He then shared a story by Flannery O’Connor, a significant literary figure of the last century. O’Connor said that all too often Christians tend to minimize the grotesque and power of evil, which then diminishes the force of grace, which is so great.
Why did God choose something so grotesque as a cross? In part, because that cross reveals His pain. In some way, He took upon Himself what we have deserved. And He also has identified with our pain.
Equally important, this cross is the path to our salvation, as He shed His blood to atone for our sins.
And finally, it is a model for us… to take up our own cross, the true path of personal growth.
Darlene brought us into worship with her meaningful rendition of The Holy City. Pastor Shannon followed with a Palm Sunday children’s message about the waving of the palms.
After a time of Scripture reading, choruses and prayers, Pastor took the pulpit to present God’s word.

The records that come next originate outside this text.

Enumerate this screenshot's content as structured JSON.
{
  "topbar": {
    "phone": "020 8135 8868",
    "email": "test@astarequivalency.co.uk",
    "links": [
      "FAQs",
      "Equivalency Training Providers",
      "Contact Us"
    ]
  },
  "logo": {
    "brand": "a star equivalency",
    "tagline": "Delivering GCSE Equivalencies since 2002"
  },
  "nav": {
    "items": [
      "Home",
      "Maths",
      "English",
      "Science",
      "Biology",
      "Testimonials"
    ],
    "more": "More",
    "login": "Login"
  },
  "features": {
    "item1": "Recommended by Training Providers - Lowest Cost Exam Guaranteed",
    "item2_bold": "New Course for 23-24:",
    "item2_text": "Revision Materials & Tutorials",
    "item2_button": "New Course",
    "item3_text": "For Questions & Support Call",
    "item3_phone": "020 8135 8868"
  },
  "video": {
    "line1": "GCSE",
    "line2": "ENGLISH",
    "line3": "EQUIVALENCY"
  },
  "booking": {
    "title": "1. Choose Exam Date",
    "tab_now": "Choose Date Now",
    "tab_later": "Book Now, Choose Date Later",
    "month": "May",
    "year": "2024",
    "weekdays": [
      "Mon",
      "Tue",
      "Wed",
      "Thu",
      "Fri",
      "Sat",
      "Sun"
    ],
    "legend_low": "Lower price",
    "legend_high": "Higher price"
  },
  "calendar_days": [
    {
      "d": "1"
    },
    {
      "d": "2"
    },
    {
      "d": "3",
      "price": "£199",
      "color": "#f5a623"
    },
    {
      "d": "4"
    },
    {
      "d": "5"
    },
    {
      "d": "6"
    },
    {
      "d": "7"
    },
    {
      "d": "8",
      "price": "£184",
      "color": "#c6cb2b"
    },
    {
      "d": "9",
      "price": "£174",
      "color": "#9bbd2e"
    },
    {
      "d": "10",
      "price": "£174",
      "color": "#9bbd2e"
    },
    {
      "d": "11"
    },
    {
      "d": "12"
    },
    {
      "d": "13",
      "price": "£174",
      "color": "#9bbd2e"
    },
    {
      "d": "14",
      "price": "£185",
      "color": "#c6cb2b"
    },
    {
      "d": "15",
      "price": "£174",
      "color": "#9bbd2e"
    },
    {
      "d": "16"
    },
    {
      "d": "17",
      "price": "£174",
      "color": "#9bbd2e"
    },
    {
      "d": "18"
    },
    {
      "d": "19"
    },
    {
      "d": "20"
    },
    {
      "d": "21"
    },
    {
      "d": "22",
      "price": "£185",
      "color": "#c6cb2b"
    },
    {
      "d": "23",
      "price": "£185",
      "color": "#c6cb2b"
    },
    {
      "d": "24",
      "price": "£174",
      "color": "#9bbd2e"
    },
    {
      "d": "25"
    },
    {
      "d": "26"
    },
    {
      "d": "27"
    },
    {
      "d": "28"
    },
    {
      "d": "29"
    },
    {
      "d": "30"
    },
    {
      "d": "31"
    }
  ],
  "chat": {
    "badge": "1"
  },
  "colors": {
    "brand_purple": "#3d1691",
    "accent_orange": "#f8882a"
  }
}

“Before we can say ‘He did it’, we have to say ‘I did it.’ His death on a cross was required because of my sin.”
The passage today’s sermon was drawn from is found in Luke 19:28-44.
2000 years ago, this Holy Week began in a remarkable way, with great anticipation. Who knew then that it would end in a tomb?

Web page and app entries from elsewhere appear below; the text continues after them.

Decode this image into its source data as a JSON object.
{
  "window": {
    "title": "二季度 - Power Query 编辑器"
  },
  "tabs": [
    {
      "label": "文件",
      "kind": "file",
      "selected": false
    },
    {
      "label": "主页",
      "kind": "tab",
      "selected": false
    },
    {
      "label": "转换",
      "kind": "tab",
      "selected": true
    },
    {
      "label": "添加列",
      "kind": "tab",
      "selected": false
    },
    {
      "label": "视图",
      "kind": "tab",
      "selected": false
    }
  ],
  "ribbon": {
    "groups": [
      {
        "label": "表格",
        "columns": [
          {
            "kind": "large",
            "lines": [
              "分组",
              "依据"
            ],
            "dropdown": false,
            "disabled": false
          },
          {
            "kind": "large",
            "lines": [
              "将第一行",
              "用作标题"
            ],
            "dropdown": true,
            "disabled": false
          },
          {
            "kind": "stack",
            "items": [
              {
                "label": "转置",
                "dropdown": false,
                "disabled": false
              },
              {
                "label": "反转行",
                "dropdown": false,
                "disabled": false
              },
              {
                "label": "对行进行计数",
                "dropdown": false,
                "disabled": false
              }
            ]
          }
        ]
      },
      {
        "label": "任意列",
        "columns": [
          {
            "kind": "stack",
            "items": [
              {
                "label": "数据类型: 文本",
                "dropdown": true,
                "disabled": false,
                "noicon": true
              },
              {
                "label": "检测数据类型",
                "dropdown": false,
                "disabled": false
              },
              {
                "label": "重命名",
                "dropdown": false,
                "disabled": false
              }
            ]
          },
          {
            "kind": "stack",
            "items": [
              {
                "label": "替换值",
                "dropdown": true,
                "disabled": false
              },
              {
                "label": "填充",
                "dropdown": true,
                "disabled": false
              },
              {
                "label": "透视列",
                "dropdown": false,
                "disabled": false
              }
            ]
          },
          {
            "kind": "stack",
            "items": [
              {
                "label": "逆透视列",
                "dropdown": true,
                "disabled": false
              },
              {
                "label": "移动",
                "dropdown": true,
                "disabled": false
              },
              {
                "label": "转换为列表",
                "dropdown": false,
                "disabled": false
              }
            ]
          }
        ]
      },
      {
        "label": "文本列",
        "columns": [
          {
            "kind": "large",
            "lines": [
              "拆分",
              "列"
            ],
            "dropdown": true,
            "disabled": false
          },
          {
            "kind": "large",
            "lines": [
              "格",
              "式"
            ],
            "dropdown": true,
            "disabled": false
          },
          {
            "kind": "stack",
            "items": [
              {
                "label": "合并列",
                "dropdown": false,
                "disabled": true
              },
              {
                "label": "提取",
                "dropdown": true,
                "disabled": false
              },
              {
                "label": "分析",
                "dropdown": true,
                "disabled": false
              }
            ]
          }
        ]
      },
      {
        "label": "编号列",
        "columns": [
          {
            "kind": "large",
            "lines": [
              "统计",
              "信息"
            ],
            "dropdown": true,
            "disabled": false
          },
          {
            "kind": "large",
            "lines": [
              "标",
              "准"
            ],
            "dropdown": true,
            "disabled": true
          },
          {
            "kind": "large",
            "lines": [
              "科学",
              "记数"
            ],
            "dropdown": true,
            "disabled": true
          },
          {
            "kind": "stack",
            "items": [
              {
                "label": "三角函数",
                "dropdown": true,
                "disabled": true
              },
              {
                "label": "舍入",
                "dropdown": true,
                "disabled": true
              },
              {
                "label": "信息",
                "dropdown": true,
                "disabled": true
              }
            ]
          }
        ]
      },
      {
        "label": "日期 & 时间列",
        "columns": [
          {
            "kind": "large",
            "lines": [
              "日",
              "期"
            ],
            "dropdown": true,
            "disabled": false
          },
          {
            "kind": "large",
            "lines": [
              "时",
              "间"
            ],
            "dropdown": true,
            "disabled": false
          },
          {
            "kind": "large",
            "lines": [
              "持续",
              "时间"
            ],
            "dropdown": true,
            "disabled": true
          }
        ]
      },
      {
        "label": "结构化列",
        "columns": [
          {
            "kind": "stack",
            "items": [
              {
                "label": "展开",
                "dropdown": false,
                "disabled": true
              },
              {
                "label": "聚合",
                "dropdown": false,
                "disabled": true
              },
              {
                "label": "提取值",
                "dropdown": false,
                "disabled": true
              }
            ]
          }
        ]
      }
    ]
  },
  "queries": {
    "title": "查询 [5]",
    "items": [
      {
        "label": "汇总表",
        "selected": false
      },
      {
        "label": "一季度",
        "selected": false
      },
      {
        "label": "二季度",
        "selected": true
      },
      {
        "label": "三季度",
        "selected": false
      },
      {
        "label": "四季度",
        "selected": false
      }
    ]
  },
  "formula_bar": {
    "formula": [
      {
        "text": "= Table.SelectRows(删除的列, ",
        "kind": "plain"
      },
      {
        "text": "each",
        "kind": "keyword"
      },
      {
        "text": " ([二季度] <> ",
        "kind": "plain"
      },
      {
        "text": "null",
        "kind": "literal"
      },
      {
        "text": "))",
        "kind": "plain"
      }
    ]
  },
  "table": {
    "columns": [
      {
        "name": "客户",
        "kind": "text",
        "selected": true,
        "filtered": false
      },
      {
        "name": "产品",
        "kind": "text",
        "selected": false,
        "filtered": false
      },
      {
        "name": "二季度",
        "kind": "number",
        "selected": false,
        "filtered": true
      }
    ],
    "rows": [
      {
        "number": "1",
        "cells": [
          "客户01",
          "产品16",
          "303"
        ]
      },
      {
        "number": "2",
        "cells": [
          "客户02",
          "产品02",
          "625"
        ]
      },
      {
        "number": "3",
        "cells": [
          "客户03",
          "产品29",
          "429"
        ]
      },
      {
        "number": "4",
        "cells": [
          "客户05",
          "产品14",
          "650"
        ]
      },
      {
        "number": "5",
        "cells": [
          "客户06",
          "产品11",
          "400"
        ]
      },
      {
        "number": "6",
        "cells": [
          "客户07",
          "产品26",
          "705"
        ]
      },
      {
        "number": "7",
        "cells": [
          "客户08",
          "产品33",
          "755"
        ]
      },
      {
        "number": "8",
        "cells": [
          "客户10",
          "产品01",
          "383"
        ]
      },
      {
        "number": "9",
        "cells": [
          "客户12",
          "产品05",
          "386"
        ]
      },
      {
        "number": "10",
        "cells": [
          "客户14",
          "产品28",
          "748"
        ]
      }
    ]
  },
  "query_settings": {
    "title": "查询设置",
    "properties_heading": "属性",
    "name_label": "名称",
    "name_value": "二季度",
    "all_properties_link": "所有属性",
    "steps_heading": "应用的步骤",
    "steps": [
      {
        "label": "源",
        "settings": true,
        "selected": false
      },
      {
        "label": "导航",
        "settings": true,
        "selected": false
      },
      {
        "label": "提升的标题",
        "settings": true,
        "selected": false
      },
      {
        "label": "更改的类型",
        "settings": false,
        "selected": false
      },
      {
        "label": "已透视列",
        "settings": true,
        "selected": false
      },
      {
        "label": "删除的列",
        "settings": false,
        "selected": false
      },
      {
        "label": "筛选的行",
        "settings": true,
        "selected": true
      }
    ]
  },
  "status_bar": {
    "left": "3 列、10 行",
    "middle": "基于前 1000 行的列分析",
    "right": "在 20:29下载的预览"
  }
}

It is believed that 2.5 million people gathered in Jerusalem for the Passover. On this particular week, an “old story” was swallowed up in a “new story.” At the Last Supper, Jesus essentially laid it out. “Accept it now that I am the Passover Lamb of old. I am the New Story.”
The passage begins with Jesus riding into Jersualem on a donkey as the crowds went berserk, waving palms and shouting, “Blessed is He who comes in the name of the Lord.”

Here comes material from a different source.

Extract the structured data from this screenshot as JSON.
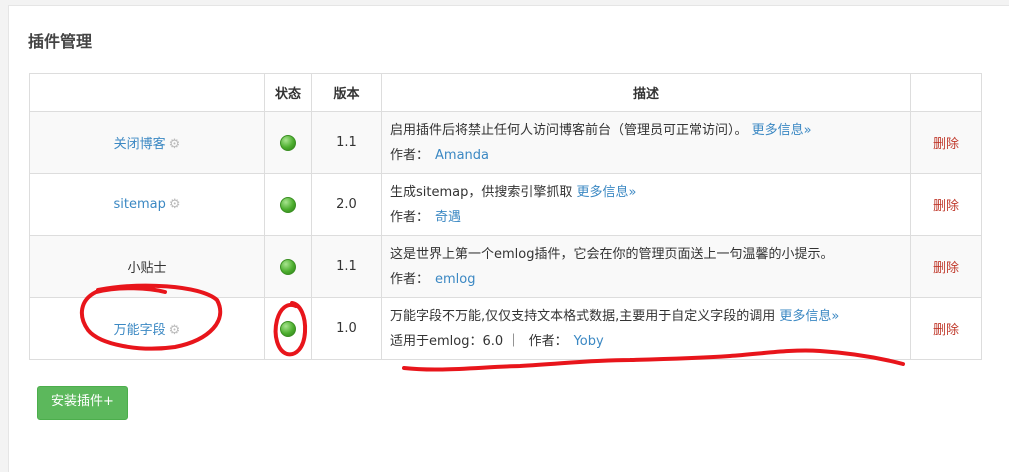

The reality behind the scenes is that the disciples, despite spending three years with the Lord, were still failing to understand the significance of what was about to happen. Mark 14:12 shows that His closest followers were still self-absorbed.
These were the key leaders whom He had trained, having told them all they needed to know, upon whose shoulders the future of the church would rest, and they still didn’t understand.
Jesus knew what awaited Him, an excruciating experience, beyond torture, for He would be bearing away all the sins of the world. He knew, too, that for a time, in death, He would be separated from the Father.
But Jesus did not lecture them or get upset with the pettiness, their failure to understand the significance of the events unfolding all around them. He humbly gave instructions.
All too often, we are also like those disciples, moving too fast and missing what is important. This week, as we get caught up in Easter, we need to take time and make time for our Lord. Easter is more than chocolate bunnies and Easter baskets, or springtime and new life.
During this first Holy Week, the disciples were distracted, too. Jesus invited them to be with Him. Even though we have other things on our minds, He has us on His mind.
Today…. prepare. This week, do not let unimportant things distract you from the important things. Each day, find a quiet place and time. Read passages from the last chapters of Luke. He has gone to the cross for us, and has risen for us… for our salvation.
God is inviting distracted people to meet Him.